▶ _Task prompt_
Could you print every record exactly as it stands?

▶ _Study material_
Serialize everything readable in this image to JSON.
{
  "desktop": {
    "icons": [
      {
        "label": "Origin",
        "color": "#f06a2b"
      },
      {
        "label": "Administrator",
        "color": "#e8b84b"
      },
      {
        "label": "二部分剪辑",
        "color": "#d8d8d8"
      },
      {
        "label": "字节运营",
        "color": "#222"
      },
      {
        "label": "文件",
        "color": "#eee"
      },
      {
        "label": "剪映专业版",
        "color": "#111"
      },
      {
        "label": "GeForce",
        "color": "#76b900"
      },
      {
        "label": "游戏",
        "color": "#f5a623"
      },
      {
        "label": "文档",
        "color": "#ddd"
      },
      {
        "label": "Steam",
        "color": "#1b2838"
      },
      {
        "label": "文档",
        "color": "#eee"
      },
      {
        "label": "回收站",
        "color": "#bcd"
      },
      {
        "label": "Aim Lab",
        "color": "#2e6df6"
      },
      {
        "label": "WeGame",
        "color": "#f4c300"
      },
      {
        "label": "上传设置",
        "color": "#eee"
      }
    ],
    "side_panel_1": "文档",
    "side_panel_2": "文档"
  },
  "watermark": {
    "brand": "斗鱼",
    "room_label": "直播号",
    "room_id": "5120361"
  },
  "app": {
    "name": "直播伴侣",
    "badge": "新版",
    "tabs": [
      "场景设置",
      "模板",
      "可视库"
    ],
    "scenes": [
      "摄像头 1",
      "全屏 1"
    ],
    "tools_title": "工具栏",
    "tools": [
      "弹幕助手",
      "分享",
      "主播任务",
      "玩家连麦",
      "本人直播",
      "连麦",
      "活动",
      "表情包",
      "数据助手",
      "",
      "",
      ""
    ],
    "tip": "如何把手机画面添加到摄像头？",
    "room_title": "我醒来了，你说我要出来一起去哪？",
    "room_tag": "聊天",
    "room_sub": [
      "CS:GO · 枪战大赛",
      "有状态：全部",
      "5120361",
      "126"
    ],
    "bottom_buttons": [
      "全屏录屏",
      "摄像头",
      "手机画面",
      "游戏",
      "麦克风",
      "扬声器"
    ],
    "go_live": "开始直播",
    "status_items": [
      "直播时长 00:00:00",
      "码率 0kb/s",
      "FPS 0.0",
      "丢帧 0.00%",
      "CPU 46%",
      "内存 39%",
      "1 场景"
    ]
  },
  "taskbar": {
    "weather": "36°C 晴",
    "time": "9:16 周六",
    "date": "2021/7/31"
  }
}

▶ _Answer for the task_
Serialize everything readable in this image to JSON.
{
  "desktop": {
    "icons": [
      {
        "label": "Origin",
        "color": "#f06a2b"
      },
      {
        "label": "Administrator",
        "color": "#e8b84b"
      },
      {
        "label": "二部分剪辑",
        "color": "#d8d8d8"
      },
      {
        "label": "字节运营",
        "color": "#222"
      },
      {
        "label": "文件",
        "color": "#eee"
      },
      {
        "label": "剪映专业版",
        "color": "#111"
      },
      {
        "label": "GeForce",
        "color": "#76b900"
      },
      {
        "label": "游戏",
        "color": "#f5a623"
      },
      {
        "label": "文档",
        "color": "#ddd"
      },
      {
        "label": "Steam",
        "color": "#1b2838"
      },
      {
        "label": "文档",
        "color": "#eee"
      },
      {
        "label": "回收站",
        "color": "#bcd"
      },
      {
        "label": "Aim Lab",
        "color": "#2e6df6"
      },
      {
        "label": "WeGame",
        "color": "#f4c300"
      },
      {
        "label": "上传设置",
        "color": "#eee"
      }
    ],
    "side_panel_1": "文档",
    "side_panel_2": "文档"
  },
  "watermark": {
    "brand": "斗鱼",
    "room_label": "直播号",
    "room_id": "5120361"
  },
  "app": {
    "name": "直播伴侣",
    "badge": "新版",
    "tabs": [
      "场景设置",
      "模板",
      "可视库"
    ],
    "scenes": [
      "摄像头 1",
      "全屏 1"
    ],
    "tools_title": "工具栏",
    "tools": [
      "弹幕助手",
      "分享",
      "主播任务",
      "玩家连麦",
      "本人直播",
      "连麦",
      "活动",
      "表情包",
      "数据助手",
      "",
      "",
      ""
    ],
    "tip": "如何把手机画面添加到摄像头？",
    "room_title": "我醒来了，你说我要出来一起去哪？",
    "room_tag": "聊天",
    "room_sub": [
      "CS:GO · 枪战大赛",
      "有状态：全部",
      "5120361",
      "126"
    ],
    "bottom_buttons": [
      "全屏录屏",
      "摄像头",
      "手机画面",
      "游戏",
      "麦克风",
      "扬声器"
    ],
    "go_live": "开始直播",
    "status_items": [
      "直播时长 00:00:00",
      "码率 0kb/s",
      "FPS 0.0",
      "丢帧 0.00%",
      "CPU 46%",
      "内存 39%",
      "1 场景"
    ]
  },
  "taskbar": {
    "weather": "36°C 晴",
    "time": "9:16 周六",
    "date": "2021/7/31"
  }
}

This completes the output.